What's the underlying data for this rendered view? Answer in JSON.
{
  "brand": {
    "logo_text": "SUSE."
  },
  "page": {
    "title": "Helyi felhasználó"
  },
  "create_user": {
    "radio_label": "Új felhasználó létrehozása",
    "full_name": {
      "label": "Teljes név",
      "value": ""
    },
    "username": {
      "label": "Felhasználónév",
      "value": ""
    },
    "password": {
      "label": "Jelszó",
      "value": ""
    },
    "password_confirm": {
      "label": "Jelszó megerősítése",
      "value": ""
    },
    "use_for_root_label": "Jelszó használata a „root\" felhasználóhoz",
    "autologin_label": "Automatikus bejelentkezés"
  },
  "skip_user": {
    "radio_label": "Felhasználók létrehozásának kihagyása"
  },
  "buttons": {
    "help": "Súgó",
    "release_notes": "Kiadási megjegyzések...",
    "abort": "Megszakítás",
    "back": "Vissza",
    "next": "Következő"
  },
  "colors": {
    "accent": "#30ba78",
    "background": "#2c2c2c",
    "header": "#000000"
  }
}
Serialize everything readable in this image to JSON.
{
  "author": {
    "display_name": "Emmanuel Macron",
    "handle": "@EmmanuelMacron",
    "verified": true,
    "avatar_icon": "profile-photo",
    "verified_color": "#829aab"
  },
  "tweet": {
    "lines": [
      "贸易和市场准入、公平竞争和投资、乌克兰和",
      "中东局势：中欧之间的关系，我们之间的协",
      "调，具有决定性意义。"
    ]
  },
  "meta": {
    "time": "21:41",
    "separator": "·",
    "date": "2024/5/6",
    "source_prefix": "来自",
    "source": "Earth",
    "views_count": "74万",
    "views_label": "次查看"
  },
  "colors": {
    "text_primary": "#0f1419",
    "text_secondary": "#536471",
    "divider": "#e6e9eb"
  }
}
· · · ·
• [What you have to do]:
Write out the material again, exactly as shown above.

• [The answer]:
What's the underlying data for this rendered view? Answer in JSON.
{
  "brand": {
    "logo_text": "SUSE."
  },
  "page": {
    "title": "Helyi felhasználó"
  },
  "create_user": {
    "radio_label": "Új felhasználó létrehozása",
    "full_name": {
      "label": "Teljes név",
      "value": ""
    },
    "username": {
      "label": "Felhasználónév",
      "value": ""
    },
    "password": {
      "label": "Jelszó",
      "value": ""
    },
    "password_confirm": {
      "label": "Jelszó megerősítése",
      "value": ""
    },
    "use_for_root_label": "Jelszó használata a „root\" felhasználóhoz",
    "autologin_label": "Automatikus bejelentkezés"
  },
  "skip_user": {
    "radio_label": "Felhasználók létrehozásának kihagyása"
  },
  "buttons": {
    "help": "Súgó",
    "release_notes": "Kiadási megjegyzések...",
    "abort": "Megszakítás",
    "back": "Vissza",
    "next": "Következő"
  },
  "colors": {
    "accent": "#30ba78",
    "background": "#2c2c2c",
    "header": "#000000"
  }
}
Serialize everything readable in this image to JSON.
{
  "author": {
    "display_name": "Emmanuel Macron",
    "handle": "@EmmanuelMacron",
    "verified": true,
    "avatar_icon": "profile-photo",
    "verified_color": "#829aab"
  },
  "tweet": {
    "lines": [
      "贸易和市场准入、公平竞争和投资、乌克兰和",
      "中东局势：中欧之间的关系，我们之间的协",
      "调，具有决定性意义。"
    ]
  },
  "meta": {
    "time": "21:41",
    "separator": "·",
    "date": "2024/5/6",
    "source_prefix": "来自",
    "source": "Earth",
    "views_count": "74万",
    "views_label": "次查看"
  },
  "colors": {
    "text_primary": "#0f1419",
    "text_secondary": "#536471",
    "divider": "#e6e9eb"
  }
}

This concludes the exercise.